> **Exercise goal**
Your response should contain every record below, copied exactly.

START Provided data

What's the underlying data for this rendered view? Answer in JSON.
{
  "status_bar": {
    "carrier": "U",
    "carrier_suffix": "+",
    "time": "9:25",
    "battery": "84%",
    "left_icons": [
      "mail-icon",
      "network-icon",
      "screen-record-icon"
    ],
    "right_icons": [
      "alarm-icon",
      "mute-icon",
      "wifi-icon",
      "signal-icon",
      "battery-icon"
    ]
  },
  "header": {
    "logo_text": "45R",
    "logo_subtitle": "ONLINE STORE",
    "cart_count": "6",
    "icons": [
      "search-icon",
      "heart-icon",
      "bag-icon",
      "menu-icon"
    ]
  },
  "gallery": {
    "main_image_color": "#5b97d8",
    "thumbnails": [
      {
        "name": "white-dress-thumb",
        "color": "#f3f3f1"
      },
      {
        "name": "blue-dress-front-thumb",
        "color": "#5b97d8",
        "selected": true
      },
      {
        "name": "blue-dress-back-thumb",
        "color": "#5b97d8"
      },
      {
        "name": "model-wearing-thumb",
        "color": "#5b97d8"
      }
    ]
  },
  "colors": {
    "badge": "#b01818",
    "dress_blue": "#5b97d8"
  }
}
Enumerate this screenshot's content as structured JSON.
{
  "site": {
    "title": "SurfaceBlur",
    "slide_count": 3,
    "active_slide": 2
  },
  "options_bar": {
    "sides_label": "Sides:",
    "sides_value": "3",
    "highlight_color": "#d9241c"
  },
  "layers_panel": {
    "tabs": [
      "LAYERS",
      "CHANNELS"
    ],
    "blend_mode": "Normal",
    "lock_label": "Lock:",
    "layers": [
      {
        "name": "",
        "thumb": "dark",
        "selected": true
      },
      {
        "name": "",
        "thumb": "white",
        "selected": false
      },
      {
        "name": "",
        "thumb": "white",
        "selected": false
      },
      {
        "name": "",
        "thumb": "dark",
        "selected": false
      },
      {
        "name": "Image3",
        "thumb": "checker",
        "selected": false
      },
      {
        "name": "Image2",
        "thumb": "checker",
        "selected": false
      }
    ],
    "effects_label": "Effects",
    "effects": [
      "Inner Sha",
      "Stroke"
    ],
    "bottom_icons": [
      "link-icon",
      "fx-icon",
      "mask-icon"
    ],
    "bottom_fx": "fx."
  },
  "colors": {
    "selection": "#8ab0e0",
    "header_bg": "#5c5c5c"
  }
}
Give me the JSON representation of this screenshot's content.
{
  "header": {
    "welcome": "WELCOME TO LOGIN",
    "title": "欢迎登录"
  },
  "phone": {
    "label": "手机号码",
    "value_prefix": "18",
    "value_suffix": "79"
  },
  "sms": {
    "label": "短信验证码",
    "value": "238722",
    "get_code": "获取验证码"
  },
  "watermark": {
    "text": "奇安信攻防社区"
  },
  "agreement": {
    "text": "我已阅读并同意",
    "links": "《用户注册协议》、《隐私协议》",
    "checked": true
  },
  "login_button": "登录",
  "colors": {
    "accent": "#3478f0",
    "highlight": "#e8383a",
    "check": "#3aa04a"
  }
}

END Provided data

> **Answer for this exercise**
What's the underlying data for this rendered view? Answer in JSON.
{
  "status_bar": {
    "carrier": "U",
    "carrier_suffix": "+",
    "time": "9:25",
    "battery": "84%",
    "left_icons": [
      "mail-icon",
      "network-icon",
      "screen-record-icon"
    ],
    "right_icons": [
      "alarm-icon",
      "mute-icon",
      "wifi-icon",
      "signal-icon",
      "battery-icon"
    ]
  },
  "header": {
    "logo_text": "45R",
    "logo_subtitle": "ONLINE STORE",
    "cart_count": "6",
    "icons": [
      "search-icon",
      "heart-icon",
      "bag-icon",
      "menu-icon"
    ]
  },
  "gallery": {
    "main_image_color": "#5b97d8",
    "thumbnails": [
      {
        "name": "white-dress-thumb",
        "color": "#f3f3f1"
      },
      {
        "name": "blue-dress-front-thumb",
        "color": "#5b97d8",
        "selected": true
      },
      {
        "name": "blue-dress-back-thumb",
        "color": "#5b97d8"
      },
      {
        "name": "model-wearing-thumb",
        "color": "#5b97d8"
      }
    ]
  },
  "colors": {
    "badge": "#b01818",
    "dress_blue": "#5b97d8"
  }
}
Enumerate this screenshot's content as structured JSON.
{
  "site": {
    "title": "SurfaceBlur",
    "slide_count": 3,
    "active_slide": 2
  },
  "options_bar": {
    "sides_label": "Sides:",
    "sides_value": "3",
    "highlight_color": "#d9241c"
  },
  "layers_panel": {
    "tabs": [
      "LAYERS",
      "CHANNELS"
    ],
    "blend_mode": "Normal",
    "lock_label": "Lock:",
    "layers": [
      {
        "name": "",
        "thumb": "dark",
        "selected": true
      },
      {
        "name": "",
        "thumb": "white",
        "selected": false
      },
      {
        "name": "",
        "thumb": "white",
        "selected": false
      },
      {
        "name": "",
        "thumb": "dark",
        "selected": false
      },
      {
        "name": "Image3",
        "thumb": "checker",
        "selected": false
      },
      {
        "name": "Image2",
        "thumb": "checker",
        "selected": false
      }
    ],
    "effects_label": "Effects",
    "effects": [
      "Inner Sha",
      "Stroke"
    ],
    "bottom_icons": [
      "link-icon",
      "fx-icon",
      "mask-icon"
    ],
    "bottom_fx": "fx."
  },
  "colors": {
    "selection": "#8ab0e0",
    "header_bg": "#5c5c5c"
  }
}
Give me the JSON representation of this screenshot's content.
{
  "header": {
    "welcome": "WELCOME TO LOGIN",
    "title": "欢迎登录"
  },
  "phone": {
    "label": "手机号码",
    "value_prefix": "18",
    "value_suffix": "79"
  },
  "sms": {
    "label": "短信验证码",
    "value": "238722",
    "get_code": "获取验证码"
  },
  "watermark": {
    "text": "奇安信攻防社区"
  },
  "agreement": {
    "text": "我已阅读并同意",
    "links": "《用户注册协议》、《隐私协议》",
    "checked": true
  },
  "login_button": "登录",
  "colors": {
    "accent": "#3478f0",
    "highlight": "#e8383a",
    "check": "#3aa04a"
  }
}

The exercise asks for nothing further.